> _Work task_
All lines in the material with the string "JSON" should be listed.

> _Extracted material_

▶

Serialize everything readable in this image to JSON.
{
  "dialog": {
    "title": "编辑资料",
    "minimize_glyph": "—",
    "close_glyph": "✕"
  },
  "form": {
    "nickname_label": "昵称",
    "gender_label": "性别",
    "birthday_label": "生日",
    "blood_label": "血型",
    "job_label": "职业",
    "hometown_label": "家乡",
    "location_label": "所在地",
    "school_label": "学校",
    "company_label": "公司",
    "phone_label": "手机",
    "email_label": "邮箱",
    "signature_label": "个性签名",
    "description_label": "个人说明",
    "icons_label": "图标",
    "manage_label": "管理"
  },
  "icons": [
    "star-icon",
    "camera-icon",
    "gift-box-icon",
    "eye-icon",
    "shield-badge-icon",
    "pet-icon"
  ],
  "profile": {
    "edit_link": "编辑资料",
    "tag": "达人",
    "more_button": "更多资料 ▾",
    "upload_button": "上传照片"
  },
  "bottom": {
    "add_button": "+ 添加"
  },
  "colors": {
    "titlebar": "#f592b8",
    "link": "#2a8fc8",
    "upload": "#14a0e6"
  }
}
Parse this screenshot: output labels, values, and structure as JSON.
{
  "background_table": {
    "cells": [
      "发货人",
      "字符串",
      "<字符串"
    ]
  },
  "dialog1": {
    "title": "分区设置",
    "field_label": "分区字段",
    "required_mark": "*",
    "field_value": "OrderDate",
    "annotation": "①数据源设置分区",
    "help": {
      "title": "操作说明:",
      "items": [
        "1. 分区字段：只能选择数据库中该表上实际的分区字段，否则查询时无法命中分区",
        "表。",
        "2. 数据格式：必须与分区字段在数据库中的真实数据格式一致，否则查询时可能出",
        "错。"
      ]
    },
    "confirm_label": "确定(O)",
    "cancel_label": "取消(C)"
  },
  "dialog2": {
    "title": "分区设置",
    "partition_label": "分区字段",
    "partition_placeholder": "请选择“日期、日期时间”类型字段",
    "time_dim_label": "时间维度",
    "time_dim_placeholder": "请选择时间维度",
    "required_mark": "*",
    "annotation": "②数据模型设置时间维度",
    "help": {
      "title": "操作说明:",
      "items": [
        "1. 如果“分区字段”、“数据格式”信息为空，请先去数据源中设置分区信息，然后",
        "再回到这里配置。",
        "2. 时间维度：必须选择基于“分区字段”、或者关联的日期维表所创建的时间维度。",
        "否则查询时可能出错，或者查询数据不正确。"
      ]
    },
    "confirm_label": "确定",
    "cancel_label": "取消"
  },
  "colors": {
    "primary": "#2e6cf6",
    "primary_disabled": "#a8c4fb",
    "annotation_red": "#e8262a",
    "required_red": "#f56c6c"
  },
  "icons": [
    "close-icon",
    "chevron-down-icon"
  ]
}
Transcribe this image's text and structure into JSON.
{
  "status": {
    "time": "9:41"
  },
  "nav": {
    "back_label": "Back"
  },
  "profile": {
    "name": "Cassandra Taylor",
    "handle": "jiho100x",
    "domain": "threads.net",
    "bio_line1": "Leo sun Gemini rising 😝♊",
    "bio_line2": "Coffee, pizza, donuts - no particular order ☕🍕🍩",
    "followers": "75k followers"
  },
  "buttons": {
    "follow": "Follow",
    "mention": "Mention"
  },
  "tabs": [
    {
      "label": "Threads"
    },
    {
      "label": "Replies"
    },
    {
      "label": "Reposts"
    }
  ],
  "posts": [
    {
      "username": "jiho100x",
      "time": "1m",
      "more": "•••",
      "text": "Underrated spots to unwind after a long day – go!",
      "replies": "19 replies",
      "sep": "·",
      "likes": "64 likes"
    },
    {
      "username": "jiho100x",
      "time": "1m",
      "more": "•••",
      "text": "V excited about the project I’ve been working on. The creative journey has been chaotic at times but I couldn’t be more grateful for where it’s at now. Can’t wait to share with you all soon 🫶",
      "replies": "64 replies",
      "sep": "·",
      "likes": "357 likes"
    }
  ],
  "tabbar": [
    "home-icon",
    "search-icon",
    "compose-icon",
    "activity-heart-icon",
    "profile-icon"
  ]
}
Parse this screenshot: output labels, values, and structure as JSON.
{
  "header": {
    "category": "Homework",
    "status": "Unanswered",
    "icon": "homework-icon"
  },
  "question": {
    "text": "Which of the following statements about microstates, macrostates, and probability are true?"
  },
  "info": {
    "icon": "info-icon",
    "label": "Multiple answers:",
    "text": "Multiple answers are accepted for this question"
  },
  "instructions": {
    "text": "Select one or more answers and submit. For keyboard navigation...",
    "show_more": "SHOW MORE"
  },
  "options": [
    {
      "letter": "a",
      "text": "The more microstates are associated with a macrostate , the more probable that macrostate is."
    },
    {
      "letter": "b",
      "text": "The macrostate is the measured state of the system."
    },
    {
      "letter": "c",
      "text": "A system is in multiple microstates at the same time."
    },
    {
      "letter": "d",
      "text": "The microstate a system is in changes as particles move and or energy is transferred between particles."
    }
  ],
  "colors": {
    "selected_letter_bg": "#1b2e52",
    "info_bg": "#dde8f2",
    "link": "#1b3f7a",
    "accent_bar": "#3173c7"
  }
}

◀

> _Exercise answer_
Serialize everything readable in this image to JSON.
Parse this screenshot: output labels, values, and structure as JSON.
Transcribe this image's text and structure into JSON.
Parse this screenshot: output labels, values, and structure as JSON.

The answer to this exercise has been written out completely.